● **EXERCISE DETAILS**
Repeat each record below exactly as given.

'''

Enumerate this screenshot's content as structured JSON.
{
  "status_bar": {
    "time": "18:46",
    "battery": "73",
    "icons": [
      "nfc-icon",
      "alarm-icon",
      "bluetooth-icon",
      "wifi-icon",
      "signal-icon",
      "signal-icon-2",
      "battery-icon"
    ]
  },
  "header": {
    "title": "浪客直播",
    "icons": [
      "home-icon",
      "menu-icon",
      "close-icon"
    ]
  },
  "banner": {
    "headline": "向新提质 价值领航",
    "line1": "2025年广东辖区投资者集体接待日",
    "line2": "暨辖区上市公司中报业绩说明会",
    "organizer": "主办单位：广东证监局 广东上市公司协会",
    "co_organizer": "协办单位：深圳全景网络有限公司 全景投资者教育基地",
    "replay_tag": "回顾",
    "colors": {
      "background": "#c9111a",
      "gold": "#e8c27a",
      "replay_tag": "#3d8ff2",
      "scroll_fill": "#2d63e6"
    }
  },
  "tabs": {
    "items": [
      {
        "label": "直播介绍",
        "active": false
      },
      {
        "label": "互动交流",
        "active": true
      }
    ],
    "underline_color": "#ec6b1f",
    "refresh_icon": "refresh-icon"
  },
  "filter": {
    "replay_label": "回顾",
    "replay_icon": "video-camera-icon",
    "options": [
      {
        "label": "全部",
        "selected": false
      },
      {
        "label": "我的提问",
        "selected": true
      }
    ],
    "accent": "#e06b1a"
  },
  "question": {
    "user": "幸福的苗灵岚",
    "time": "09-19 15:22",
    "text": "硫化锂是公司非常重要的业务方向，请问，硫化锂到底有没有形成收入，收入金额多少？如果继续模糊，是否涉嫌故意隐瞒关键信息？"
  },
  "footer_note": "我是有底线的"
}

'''

● **TASK SOLUTION**
Enumerate this screenshot's content as structured JSON.
{
  "status_bar": {
    "time": "18:46",
    "battery": "73",
    "icons": [
      "nfc-icon",
      "alarm-icon",
      "bluetooth-icon",
      "wifi-icon",
      "signal-icon",
      "signal-icon-2",
      "battery-icon"
    ]
  },
  "header": {
    "title": "浪客直播",
    "icons": [
      "home-icon",
      "menu-icon",
      "close-icon"
    ]
  },
  "banner": {
    "headline": "向新提质 价值领航",
    "line1": "2025年广东辖区投资者集体接待日",
    "line2": "暨辖区上市公司中报业绩说明会",
    "organizer": "主办单位：广东证监局 广东上市公司协会",
    "co_organizer": "协办单位：深圳全景网络有限公司 全景投资者教育基地",
    "replay_tag": "回顾",
    "colors": {
      "background": "#c9111a",
      "gold": "#e8c27a",
      "replay_tag": "#3d8ff2",
      "scroll_fill": "#2d63e6"
    }
  },
  "tabs": {
    "items": [
      {
        "label": "直播介绍",
        "active": false
      },
      {
        "label": "互动交流",
        "active": true
      }
    ],
    "underline_color": "#ec6b1f",
    "refresh_icon": "refresh-icon"
  },
  "filter": {
    "replay_label": "回顾",
    "replay_icon": "video-camera-icon",
    "options": [
      {
        "label": "全部",
        "selected": false
      },
      {
        "label": "我的提问",
        "selected": true
      }
    ],
    "accent": "#e06b1a"
  },
  "question": {
    "user": "幸福的苗灵岚",
    "time": "09-19 15:22",
    "text": "硫化锂是公司非常重要的业务方向，请问，硫化锂到底有没有形成收入，收入金额多少？如果继续模糊，是否涉嫌故意隐瞒关键信息？"
  },
  "footer_note": "我是有底线的"
}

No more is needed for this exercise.